» **Provided records**:
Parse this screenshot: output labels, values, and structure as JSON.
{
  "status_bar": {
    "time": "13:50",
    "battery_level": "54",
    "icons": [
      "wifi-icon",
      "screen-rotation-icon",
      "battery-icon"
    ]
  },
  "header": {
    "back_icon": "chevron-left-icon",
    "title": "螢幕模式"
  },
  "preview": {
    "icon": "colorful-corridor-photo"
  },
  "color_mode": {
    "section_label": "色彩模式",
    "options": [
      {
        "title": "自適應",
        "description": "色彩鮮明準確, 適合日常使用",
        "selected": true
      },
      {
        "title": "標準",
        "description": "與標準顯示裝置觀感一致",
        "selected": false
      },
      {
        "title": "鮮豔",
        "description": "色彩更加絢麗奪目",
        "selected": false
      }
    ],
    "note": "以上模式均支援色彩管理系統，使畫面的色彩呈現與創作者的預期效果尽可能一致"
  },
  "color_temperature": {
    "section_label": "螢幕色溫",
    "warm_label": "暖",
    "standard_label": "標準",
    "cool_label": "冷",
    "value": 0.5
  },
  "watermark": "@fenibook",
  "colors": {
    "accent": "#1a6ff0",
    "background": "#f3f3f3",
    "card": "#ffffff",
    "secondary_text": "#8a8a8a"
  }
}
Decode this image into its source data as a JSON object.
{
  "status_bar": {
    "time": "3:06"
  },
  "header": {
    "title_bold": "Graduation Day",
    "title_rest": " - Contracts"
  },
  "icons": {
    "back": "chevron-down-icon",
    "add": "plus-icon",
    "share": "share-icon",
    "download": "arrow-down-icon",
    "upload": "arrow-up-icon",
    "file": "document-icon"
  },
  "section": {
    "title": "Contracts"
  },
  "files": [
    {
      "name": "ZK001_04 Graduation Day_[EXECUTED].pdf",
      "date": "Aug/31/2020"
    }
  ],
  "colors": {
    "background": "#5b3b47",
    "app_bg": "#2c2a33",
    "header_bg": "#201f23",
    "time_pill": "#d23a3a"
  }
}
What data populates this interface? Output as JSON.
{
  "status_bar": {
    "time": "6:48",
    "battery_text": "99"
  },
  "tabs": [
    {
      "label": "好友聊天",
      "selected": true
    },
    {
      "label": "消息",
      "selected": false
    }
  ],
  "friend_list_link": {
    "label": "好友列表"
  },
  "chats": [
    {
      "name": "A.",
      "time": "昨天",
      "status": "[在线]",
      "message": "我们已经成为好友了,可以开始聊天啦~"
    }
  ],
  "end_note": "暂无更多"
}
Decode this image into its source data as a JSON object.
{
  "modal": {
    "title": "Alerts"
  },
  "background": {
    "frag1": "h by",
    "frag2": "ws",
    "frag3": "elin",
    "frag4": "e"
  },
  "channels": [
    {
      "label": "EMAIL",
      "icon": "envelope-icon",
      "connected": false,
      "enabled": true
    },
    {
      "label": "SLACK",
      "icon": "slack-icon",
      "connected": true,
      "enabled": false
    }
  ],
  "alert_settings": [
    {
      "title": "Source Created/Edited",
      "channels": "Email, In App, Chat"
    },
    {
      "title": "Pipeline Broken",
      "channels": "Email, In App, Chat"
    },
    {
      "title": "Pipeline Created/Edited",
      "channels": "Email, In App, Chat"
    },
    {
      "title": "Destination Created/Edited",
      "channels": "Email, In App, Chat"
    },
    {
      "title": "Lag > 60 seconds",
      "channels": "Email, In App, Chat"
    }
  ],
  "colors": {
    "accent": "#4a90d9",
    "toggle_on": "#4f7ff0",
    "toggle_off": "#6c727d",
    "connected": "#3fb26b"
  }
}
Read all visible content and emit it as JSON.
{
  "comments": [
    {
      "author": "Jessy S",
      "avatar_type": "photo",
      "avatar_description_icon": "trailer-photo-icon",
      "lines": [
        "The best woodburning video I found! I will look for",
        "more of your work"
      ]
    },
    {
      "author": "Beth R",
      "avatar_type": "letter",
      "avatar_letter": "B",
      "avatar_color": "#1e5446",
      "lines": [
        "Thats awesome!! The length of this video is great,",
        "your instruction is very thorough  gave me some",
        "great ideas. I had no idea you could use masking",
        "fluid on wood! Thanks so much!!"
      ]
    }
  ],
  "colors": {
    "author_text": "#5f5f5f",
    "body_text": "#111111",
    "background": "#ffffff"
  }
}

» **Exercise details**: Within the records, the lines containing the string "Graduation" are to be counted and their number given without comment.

» **Reply**: 2